While the technical ingenuity and innovation might be limited when compared to F1, there’s no arguing that more IndyCar drivers and teams have a chance to win.

“The parity’s great, and no one has an advantage, basically,” Power said. “The two engine manufacturers (Honda and Chevrolet) are always flipping back and forth as they develop, but we’re talking like tenths of a second over a lap. There’s not a bad driver in the field, and there are 20 people all capable of being in the Fast Six every week. Maybe more. It’s incredibly competitive. There isn’t a more competitive series in the world. I’m sure of that.

“If you want the ultimate driver’s series, this is it I’m from a big team that would benefit massively from opening the rules up, but I don’t think (IndyCar officials) should. I think this should always be about the team and driver getting the most out of a piece of equipment that everyone has a chance to do so. That’s the ultimate driver series. Who wants to win a championship when you’re just given the best car? It’s just ridiculous.”

Power believes the talented Verstappen still would be the F1 champion if the equipment were spec, but he also thinks there would be more challengers.

“There’s got to be a bunch of those guys that must just be frustrated,” Power said. “Think about Lewis Hamilton, George Russell, Lando Norris, (Fernando) Alonso. Those are some great drivers that don’t get a chance to even win. They’re just extracting the most out of the piece of equipment they have.

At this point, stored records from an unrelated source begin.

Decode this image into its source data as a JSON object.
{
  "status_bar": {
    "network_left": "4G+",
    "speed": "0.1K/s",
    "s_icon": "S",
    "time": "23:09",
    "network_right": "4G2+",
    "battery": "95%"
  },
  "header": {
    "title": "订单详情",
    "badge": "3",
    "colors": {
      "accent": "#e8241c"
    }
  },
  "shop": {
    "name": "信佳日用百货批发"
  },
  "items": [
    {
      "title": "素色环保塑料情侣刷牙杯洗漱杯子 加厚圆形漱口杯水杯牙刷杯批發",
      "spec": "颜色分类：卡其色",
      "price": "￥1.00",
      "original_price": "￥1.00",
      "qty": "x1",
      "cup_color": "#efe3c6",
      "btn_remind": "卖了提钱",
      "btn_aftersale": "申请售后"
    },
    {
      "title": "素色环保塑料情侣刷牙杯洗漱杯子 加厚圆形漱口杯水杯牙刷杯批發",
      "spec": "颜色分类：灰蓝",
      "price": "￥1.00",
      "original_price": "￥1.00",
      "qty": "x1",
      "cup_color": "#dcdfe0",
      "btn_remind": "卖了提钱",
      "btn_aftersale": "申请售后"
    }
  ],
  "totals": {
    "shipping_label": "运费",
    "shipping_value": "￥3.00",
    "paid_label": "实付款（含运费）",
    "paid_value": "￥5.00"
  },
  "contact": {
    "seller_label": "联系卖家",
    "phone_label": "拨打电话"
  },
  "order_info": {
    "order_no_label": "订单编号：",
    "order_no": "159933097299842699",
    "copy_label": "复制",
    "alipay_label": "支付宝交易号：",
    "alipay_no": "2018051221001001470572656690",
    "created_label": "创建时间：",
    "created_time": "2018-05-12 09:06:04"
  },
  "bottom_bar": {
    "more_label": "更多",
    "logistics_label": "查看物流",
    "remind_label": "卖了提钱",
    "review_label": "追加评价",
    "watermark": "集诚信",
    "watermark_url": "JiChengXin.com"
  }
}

“All I can say is if everyone had a Red Bull car, there’s no way that Max would win every race. There are so many guys who would be winning races. It’d just be similar to (IndyCar) and different every week, which it should be that way for the top level of the sport.”